Ten years ago Tesco sneakily gained planning permission to open on Cheltenham Road, inspiring the No Tesco in Stokes Croft campaign. Tesco still opened, but without late opening or a liquor license, thanks to the local campaigners. Fast forward to today, Tesco are at it again, with applications in for both late opening (until 11pm daily) and liquor sales! Clearly they think enough time has passed now that no one will notice if they get the rules changed.

If you wish to object to this process you need to submit objections to email hidden; JavaScript is required by Tuesday January 12, quoting application number 20/05171/PRGRT. You can also request permission to speak at the alcohol licence decision meeting.

Green councillor Carla Denyer has provided us with the template below (PDF here) to help you write your objection…

Here is how you can quickly edit the template below to make it more personal and impactful:

  • If you live near Cheltenham Road/Stokes Croft say so, it will lend weight to your arguments that you are a local resident.
  • Include as many examples as you have of problems relating to alcohol in the Stokes Croft / Cheltenham Road area. A personalised letter, especially in the opening paragraph, is so powerful. Remember that Councillors do not necessarily know the area, so this is your chance to bring the reality of Stokes Croft’s drinking culture to life.

The following four objections relate to the four criteria the Council will use to decide whether the grant a licence, plus the issue of ‘Cumulative Impact’.

In any extra arguments you make, remember it has to relate to the sale of alcohol at the premises, or the committee will not take it into account.

1) Cumulative Impact

There are a large number of bars, clubs, take-aways and off-licences within a short walk of this branch of Tesco. Because of this existing high concentration of licenced premises, until a recent change in national licensing law, the majority of this area was covered by one of two Cumulative Impact Areas (CIAs), on Gloucester Road and Stokes Croft.

Although the change in the law has removed these CIAs, the licensing committee can still consider the cumulative impact of all these premises. Please do so.

2) Prevention of crime and disorder

This application disregards the serious street drinking problem in Stokes Croft. The problem is so bad that in 2010 police had to introduce a ban on the sale of strong alcohol on Stokes Croft. (https://prsc.org.uk/police-work-with-shopkeepers-to-amend-licenses-to-forbid-retail-of-high-strength-lagers-and-cider).

Stokes Croft and the surrounding area is where many of Bristol’s drug, alcohol and homeless support agencies are based, their location being both a response to and an attraction for many homeless people in the area, many of whom have severe alcohol and drug addictions.

Another licence in the area would make this even more of a hotspot for street drinkers, increasing crime and disorder in the area. While I sympathise with the difficult lives that many street drinkers have had, unfortunately when intoxicated they do often cause crime and disorder issues, to the detriment of themselves and others. This threatens the special independently-minded community that I love in this area of Bristol.

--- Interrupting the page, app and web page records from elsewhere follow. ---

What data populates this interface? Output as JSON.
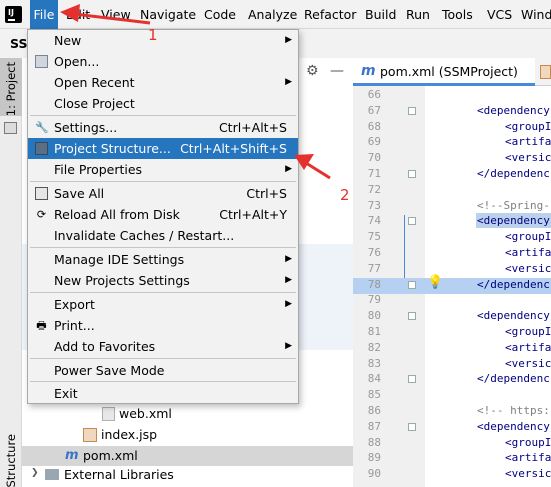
{
  "menubar": {
    "items": [
      "File",
      "Edit",
      "View",
      "Navigate",
      "Code",
      "Analyze",
      "Refactor",
      "Build",
      "Run",
      "Tools",
      "VCS",
      "Wind"
    ]
  },
  "toolbar": {
    "project_name": "SSM"
  },
  "side_tabs": {
    "project": "1: Project",
    "structure": "Structure"
  },
  "editor_tab": {
    "label": "pom.xml (SSMProject)"
  },
  "file_menu": {
    "items": [
      {
        "label": "New",
        "submenu": true
      },
      {
        "label": "Open..."
      },
      {
        "label": "Open Recent",
        "submenu": true
      },
      {
        "label": "Close Project"
      },
      {
        "label": "Settings...",
        "shortcut": "Ctrl+Alt+S"
      },
      {
        "label": "Project Structure...",
        "shortcut": "Ctrl+Alt+Shift+S",
        "selected": true
      },
      {
        "label": "File Properties",
        "submenu": true
      },
      {
        "label": "Save All",
        "shortcut": "Ctrl+S"
      },
      {
        "label": "Reload All from Disk",
        "shortcut": "Ctrl+Alt+Y"
      },
      {
        "label": "Invalidate Caches / Restart..."
      },
      {
        "label": "Manage IDE Settings",
        "submenu": true
      },
      {
        "label": "New Projects Settings",
        "submenu": true
      },
      {
        "label": "Export",
        "submenu": true
      },
      {
        "label": "Print..."
      },
      {
        "label": "Add to Favorites",
        "submenu": true
      },
      {
        "label": "Power Save Mode"
      },
      {
        "label": "Exit"
      }
    ]
  },
  "project_tree": {
    "items": [
      "web.xml",
      "index.jsp",
      "pom.xml",
      "External Libraries"
    ]
  },
  "editor": {
    "lines": [
      {
        "n": "66",
        "text": ""
      },
      {
        "n": "67",
        "text": "<dependency"
      },
      {
        "n": "68",
        "text": "<groupI"
      },
      {
        "n": "69",
        "text": "<artifa"
      },
      {
        "n": "70",
        "text": "<versic"
      },
      {
        "n": "71",
        "text": "</dependenc"
      },
      {
        "n": "72",
        "text": ""
      },
      {
        "n": "73",
        "text": "<!--Spring-"
      },
      {
        "n": "74",
        "text": "<dependency"
      },
      {
        "n": "75",
        "text": "<groupI"
      },
      {
        "n": "76",
        "text": "<artifa"
      },
      {
        "n": "77",
        "text": "<versic"
      },
      {
        "n": "78",
        "text": "</dependenc"
      },
      {
        "n": "79",
        "text": ""
      },
      {
        "n": "80",
        "text": "<dependency"
      },
      {
        "n": "81",
        "text": "<groupI"
      },
      {
        "n": "82",
        "text": "<artifa"
      },
      {
        "n": "83",
        "text": "<versic"
      },
      {
        "n": "84",
        "text": "</dependenc"
      },
      {
        "n": "85",
        "text": ""
      },
      {
        "n": "86",
        "text": "<!-- https:"
      },
      {
        "n": "87",
        "text": "<dependency"
      },
      {
        "n": "88",
        "text": "<groupI"
      },
      {
        "n": "89",
        "text": "<artifa"
      },
      {
        "n": "90",
        "text": "<versic"
      }
    ]
  },
  "annotations": {
    "one": "1",
    "two": "2"
  },
  "colors": {
    "accent": "#2675bf",
    "annotation": "#e5312e",
    "tag": "#000080",
    "highlight_line": "#b5d0f0"
  }
}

Tesco’s application offers nothing to counter this problem – all wording in the application is their standard wording, demonstrating that the applicant has taken no account of the circumstances in this location.

In 2010 the Police objected to the license application by Tesco at this premises because of the risks to the public. I hope they will do so again.

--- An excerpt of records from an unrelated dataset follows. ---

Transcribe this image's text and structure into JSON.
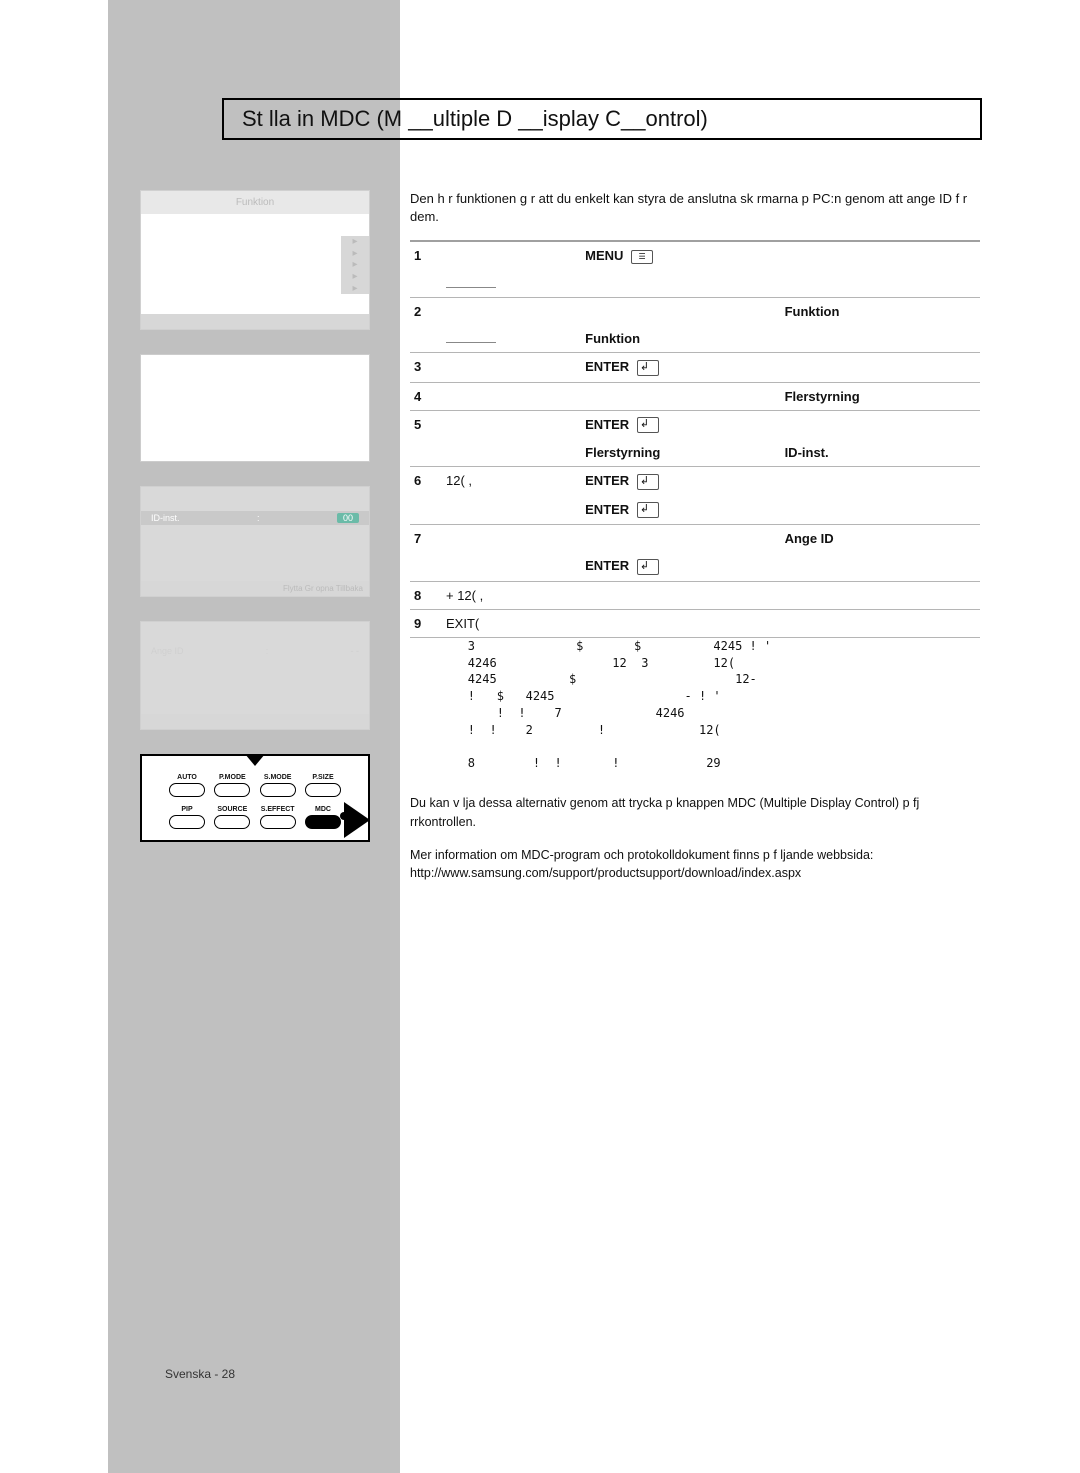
{
  "title": "St   lla in MDC (M __ultiple D __isplay C__ontrol)",
  "intro": "Den h  r funktionen g  r att du enkelt kan styra de anslutna sk  rmarna p   PC:n genom att ange ID f r dem.",
  "steps": [
    {
      "n": "1",
      "right": "MENU",
      "icon": "menu",
      "sub": ""
    },
    {
      "n": "2",
      "right": "Funktion",
      "sub": "Funktion"
    },
    {
      "n": "3",
      "right": "ENTER",
      "icon": "enter"
    },
    {
      "n": "4",
      "right": "Flerstyrning"
    },
    {
      "n": "5",
      "right": "ENTER",
      "icon": "enter",
      "sub1": "Flerstyrning",
      "sub2": "ID-inst."
    },
    {
      "n": "6",
      "left": "12(         ,",
      "right": "ENTER",
      "icon": "enter",
      "right2": "ENTER",
      "icon2": "enter"
    },
    {
      "n": "7",
      "right": "Ange ID",
      "sub": "ENTER",
      "subicon": "enter"
    },
    {
      "n": "8",
      "left": "+   12(                  ,"
    },
    {
      "n": "9",
      "left": "           EXIT("
    }
  ],
  "glitch_block": "        3              $       $          4245 ! '\n        4246                12  3         12(\n        4245          $                      12-\n        !   $   4245                  - ! '\n            !  !    7             4246\n        !  !    2         !             12(\n\n        8        !  !       !            29",
  "footnotes": [
    "Du kan v  lja dessa alternativ genom att trycka p knappen MDC (Multiple Display Control) p   fj  rrkontrollen.",
    "Mer information om MDC-program och protokolldokument finns p   f  ljande webbsida:",
    "http://www.samsung.com/support/productsupport/download/index.aspx"
  ],
  "left_panels": {
    "panel1_header": "Funktion",
    "panel3_label": "ID-inst.",
    "panel3_value": "00",
    "panel3_footer": "Flytta    Gr   opna    Tillbaka",
    "panel4_label": "Ange ID",
    "panel4_value": "- -"
  },
  "remote_buttons_top": [
    "AUTO",
    "P.MODE",
    "S.MODE",
    "P.SIZE"
  ],
  "remote_buttons_bot": [
    "PIP",
    "SOURCE",
    "S.EFFECT",
    "MDC"
  ],
  "page_footer": "Svenska - 28"
}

3) Public safety

Stokes Croft and Cheltenham Road are already not the safest places to be at night, because of the level of alcohol abuse that takes place in the area.

[Add your own story of a scary/dangerous experience you or your friends have had on the road as a result of the availability of cheap alcohol from off-licenses in the area.]

4) Prevention of public nuisance

Aside from issues where public safety and public nuisance cross over, there are causes of public nuisance that will be exacerbated by another off-license in this area.

‘Pre-loading’ is a common phenomenon where people buy cheap alcohol from a retailer like Tesco, get very drunk at home or in public spaces, and then go out into bars, pubs and restaurants. This is done to save the individual money, but it has a detrimental effect on other local businesses and their customers. For instance, Canteen, a popular bar/restaurant nearby, had strong objections to the licence application in 2010 on the basis that they already have frequent problems with customers who have ‘pre-loaded’ on cheap supermarket booze. This creates an unpleasant atmosphere for other customers and encourages the drinking of alcohol by those who would not normally want to drink much but who feel uncomfortable in these venues unless under the influence of alcohol.

A nuisance would also be caused by litter from the Tesco store. This stretch of road is already plagued with discarded cans and broken glass, presenting a danger to pedestrians and cyclists who use the road. Bottles and cans of alcoholic drinks are a common type of litter in the area, so another off-licence is likely to add to this problem.

5) Protection of children from harm

Dolphin School is only 150 metres away from this Tesco store, and Colston’s Girls School is 300 metres away. Cotham School is also nearby. Hundreds of schoolkids walk past and shop at this the Tesco every day. The ‘Think 25’ initiative is helpful but is not perfect. I am worried that school children will be regularly exposed to adverts for cheap alcohol on their way to and from school, and may be tempted to buy some or ask friends to buy for them.